A. We have a team that is out in communities throughout the country building relationships with either healthcare professionals or other professionals who need support with patients who need a different level of care. That might be the emergency room. That might be a union. It might be an employee assistance program, where they need to find care for a potential employee.
“We want to make sure that patients and families understand the benefits they have, because health insurance can be very complicated.”
From a digital marketing perspective, we’re almost exclusively focused on direct-to-consumer, which would be patients but also loved ones and family members. If you look at the calls that come into our admissions center, interestingly, roughly 50% are not from the patient themselves. It could be a brother, a friend, a husband or a wife. And they’re concerned about their loved one and they’re trying to navigate the process of how to help this person. “I’m very worried about my husband’s drinking behavior.” “How do I navigate that conversation with them?” “How do I approach that with them?” And that can be a very, very difficult thing for someone to do.
Q. That seems like a separate competency, right? You’ve got the clinical setting, but even as a marketer, in this case, you’re almost acting as a consultant or intermediary. Do you have specialists that handle those calls?
A. We have treatment navigators who go through extensive training on the disease of addiction and most have a personal connection to our mission. They also help to navigate some of the practical sides of things, like how to interpret your insurance policy. We want to make sure that patients and families understand the benefits they have, because health insurance can be very complicated. And then we have nurses and licensed clinicians inside our admissions center who handle some of the more complex medical cases and higher-acuity mental health factors that need more assessment.
Q. What do you envision for the field over the next five to 10 years? Any innovation, particularly with regard to marketing, that you see on the horizon?
A. As a marketer, you need to move with how consumers are absorbing information and digital media. There’s a huge, huge trend toward mobile. If you look at the consumption of digital browsing now, it’s moved dramatically from laptops and desktops to mobile phones. So I think that will continue to proliferate, and we need to meet the customers where they are in terms of making our websites responsive and easy to use. Consumers expect the same level of digital excellence from us as they get from Uber or their online banking. We need to be incredibly proficient as healthcare providers, because their standards are set by the best apps in digital media that they’re consuming. They’re fairly unforgiving about a poor experience – that bar is much higher.
That’s the challenge for all of us in the industry, right?

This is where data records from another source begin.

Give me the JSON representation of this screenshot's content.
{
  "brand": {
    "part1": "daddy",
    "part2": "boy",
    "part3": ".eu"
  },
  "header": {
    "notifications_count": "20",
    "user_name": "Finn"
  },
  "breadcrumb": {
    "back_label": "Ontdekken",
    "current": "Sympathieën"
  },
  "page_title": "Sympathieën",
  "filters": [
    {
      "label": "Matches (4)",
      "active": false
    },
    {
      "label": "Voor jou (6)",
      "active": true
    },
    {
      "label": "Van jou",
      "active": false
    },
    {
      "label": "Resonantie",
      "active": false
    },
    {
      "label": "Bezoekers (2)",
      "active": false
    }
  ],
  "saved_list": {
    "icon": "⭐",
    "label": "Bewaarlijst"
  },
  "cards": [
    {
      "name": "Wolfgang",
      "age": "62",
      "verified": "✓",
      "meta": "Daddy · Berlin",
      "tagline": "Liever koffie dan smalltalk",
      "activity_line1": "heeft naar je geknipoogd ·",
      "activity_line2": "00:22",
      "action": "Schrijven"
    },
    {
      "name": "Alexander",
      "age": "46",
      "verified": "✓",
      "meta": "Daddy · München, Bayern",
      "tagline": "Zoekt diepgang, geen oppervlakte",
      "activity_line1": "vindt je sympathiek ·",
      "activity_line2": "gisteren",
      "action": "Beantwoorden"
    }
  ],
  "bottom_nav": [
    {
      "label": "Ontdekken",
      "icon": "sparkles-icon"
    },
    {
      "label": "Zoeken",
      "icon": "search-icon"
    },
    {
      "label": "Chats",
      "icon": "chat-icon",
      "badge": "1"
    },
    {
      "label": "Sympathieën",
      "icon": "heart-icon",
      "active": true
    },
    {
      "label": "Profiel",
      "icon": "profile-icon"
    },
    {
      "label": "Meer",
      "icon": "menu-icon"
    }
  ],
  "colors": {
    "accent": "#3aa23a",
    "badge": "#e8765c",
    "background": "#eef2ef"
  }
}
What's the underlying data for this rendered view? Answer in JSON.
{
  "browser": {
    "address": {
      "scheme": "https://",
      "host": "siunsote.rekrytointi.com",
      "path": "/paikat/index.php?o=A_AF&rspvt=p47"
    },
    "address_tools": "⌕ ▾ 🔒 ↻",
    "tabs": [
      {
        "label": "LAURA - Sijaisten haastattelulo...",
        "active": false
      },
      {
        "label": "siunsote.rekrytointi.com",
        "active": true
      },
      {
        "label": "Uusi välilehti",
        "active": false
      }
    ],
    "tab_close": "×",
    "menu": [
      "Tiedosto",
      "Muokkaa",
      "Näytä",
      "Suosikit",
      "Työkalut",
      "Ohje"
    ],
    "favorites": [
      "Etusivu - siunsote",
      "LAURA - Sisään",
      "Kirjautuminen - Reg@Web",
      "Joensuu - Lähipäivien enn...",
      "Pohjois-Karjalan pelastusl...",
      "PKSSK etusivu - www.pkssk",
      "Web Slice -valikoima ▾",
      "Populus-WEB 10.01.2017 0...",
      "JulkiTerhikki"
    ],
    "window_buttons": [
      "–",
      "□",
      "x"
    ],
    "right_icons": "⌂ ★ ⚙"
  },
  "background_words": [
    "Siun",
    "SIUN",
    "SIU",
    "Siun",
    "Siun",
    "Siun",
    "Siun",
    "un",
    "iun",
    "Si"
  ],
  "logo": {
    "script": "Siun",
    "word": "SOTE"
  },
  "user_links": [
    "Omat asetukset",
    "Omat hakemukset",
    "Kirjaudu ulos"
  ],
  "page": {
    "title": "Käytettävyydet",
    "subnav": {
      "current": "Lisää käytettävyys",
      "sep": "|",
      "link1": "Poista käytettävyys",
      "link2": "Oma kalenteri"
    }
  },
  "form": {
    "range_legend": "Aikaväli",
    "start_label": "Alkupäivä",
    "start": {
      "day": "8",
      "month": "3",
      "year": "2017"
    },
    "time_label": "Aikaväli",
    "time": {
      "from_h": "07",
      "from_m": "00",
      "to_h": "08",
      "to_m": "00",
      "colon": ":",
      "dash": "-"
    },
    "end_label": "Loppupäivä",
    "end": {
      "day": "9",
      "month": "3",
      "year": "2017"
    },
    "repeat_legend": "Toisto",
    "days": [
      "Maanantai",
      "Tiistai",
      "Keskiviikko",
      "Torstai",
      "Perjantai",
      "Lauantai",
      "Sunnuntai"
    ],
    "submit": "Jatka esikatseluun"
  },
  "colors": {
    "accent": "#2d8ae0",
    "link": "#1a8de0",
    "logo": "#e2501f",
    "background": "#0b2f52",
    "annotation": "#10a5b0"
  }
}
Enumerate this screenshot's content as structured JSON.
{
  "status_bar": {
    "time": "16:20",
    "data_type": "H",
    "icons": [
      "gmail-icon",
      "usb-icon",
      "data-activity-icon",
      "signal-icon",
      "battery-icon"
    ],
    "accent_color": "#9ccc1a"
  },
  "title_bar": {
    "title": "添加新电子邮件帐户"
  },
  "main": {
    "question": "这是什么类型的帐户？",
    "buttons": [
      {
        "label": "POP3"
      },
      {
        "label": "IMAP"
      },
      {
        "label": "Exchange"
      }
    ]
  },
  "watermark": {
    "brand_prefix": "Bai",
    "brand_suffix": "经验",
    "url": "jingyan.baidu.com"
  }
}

Because we’re healthcare providers, we’re not typically digital experts. So, we need to become much more digitally proficient. You can see the proliferation of new media as well: A couple of years ago, TikTok was something none of us had ever heard of. Now it’s the most used search engine in the world. So we’ve launched our own TikTok account, where we have medical staff speaking about different topics and. providing education to this new audience.
I also think, from a digital perspective, there’s going to be a large transition to virtual care. That’s something I’m excited about because I think it breaks down some of those physical barriers and opens up more access to care. I hope the payers also respond to the need for virtual care. Because we lead incredibly busy lives, particularly in that outpatient setting, I think there’s a really strong support system that can be provided digitally. How do we deliver effective outpatient groups, effective counseling, effective therapeutic methodologies in a virtual environment? I think COVID has helped to accelerate that, and I think that’s a really positive thing for the industry—something that I hope can provide even more access to care.
Bottom two photos: Shutterstock